A report from the Russian digital forensics firm ElcomSoft on Thursday said that Apple automatically uploads
iPhone call logs to iCloud remote servers, and that users are left with no way to disable this feature
other than to completely switch off the iCloud drive.
The uploaded data could include a list of all calls made and received on an iOS device, as well as phone numbers,
dates and times, and also duration, the firm mentioned.
Cloud-based data is retained for up to four months, according to ElcomSoft’s report. It includes stuff like calendars,
wallet, books, notes and other data synced with iCloud.
A two-factor authentication system that requires an iCloud token along with an Apple ID and password is on what Apple currently relies,
but ElcomSoft’s new Phone Breaker 6.20 software can allow law enforcement to bypass those defenses.
Apple has been defending the fact that the data is backed up on the cloud.
“Apple is deeply committed to safeguarding our customers’ data,” the spokesperson said.
“That’s why we give our customers the ability to keep their data private. Device data is encrypted with a user’s passcode,
and access to iCloud data including backups requires the user’s Apple ID and password. Apple recommends all customers select strong passwords and use two-factor authentication.”
Privacy or Security?
The Russian firm made its announcement not to call attention to the potential weaknesses in Apple’s data storage practices,
but to address how easily its own software can obtain the information. It is billed as a tool for law enforcement,
but it’s not too hard to for hackers to utilize similar tools for nefarious purposes.
“It is very concerning, as this can’t be something that is a surprise to Apple;

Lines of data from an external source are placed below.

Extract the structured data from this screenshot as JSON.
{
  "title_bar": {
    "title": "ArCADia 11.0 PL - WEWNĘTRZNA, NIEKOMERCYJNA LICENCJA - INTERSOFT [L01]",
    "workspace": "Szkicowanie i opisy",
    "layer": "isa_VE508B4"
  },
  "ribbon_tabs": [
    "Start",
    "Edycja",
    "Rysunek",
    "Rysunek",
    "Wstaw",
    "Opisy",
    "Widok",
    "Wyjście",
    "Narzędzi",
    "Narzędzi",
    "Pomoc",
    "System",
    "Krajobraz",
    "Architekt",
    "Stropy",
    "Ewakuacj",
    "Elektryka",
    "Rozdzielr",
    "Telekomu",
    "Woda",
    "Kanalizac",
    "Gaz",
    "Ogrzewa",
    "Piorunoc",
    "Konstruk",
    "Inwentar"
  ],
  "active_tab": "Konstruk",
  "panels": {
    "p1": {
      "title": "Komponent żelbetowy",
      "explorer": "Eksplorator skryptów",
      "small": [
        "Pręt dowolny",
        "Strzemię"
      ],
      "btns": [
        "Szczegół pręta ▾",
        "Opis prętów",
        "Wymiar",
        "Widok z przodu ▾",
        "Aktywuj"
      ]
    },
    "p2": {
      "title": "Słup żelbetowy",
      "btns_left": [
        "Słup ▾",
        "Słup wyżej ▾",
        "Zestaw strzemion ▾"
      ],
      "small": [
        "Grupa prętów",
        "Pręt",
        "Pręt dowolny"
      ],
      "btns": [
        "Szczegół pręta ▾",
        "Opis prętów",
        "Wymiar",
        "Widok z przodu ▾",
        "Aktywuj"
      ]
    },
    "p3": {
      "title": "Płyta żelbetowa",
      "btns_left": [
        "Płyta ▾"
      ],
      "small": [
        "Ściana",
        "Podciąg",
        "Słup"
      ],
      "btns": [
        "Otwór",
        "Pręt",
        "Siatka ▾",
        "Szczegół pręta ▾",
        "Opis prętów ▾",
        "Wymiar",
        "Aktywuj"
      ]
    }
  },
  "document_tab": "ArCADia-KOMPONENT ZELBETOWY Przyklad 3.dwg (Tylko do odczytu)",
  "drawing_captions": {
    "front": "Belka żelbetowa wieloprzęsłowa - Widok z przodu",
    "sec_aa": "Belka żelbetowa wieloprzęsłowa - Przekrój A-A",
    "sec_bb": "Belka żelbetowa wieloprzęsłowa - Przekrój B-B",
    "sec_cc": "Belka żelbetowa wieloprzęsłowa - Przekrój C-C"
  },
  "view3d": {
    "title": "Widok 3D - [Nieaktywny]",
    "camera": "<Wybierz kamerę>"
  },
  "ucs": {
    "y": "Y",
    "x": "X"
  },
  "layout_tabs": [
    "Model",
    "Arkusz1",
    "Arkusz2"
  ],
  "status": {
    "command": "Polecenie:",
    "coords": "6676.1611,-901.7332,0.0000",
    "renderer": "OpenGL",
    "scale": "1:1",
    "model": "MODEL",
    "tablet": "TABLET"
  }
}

it is baked into their design for the product and services,” said Jim Purtilo,
associate professor of computer science at the University of Maryland.
These iPhone users may believe their data are encrypted and secure,
“which is mostly true, even if only on their actual device, while [Apple]
is still working accommodatingly with the feds, who get tremendous value from the traffic
analysis made possible by these saved data,” Purtilo added.
Who Guards the Guards?
The fact that this information is being uploaded to the iCloud is important,
given the confrontation that Apple had with the FBI over its ability to obtain
information from an iPhone belonging to Syed Rizwan Farook,
who was the man who carried out last December’s terrorist attack in San Bernardino.
Farook’s phone was protected cryptographically.
Apple disputed more than 11 orders to assist in providing access to the phone,
which were issued by the United States district courts under the All Writs Act of 1789.
The question is whether the FBI confrontation was necessary, based on ElcomSoft’s findings.
A lot of the data might have been on the iCloud and hence accessible.
“If most users rely on iCloud services, then police largely don’t
need the actual device in order to investigate someone; the data have already
been disclosed for far more convenient access by whoever asks,” explained Purtilo.
“Consumers should be so lucky that only the police are accessing their data;
in this news, we more or less need to presume other less upstanding groups have been accessing the data too,” he added.
For a large part of the users this may not matter much, noted Pund-IT’s King.
“Most criminals and ne’er-do-wells probably know enough not to use their personal
phones for conducting illegal business,” he suggested.
“How threatening the practice may be is hard to say, but with Apple actively
trying to pitch its products for enterprise applications and use cases,
companies considering deploying iPhones and iPads may want to question how their employees’
call data is being collected and secured,” King added.
“Personal communication is the lifeblood of many businesses,
to the point that any threat of injury and hemorrhage should be avoided.”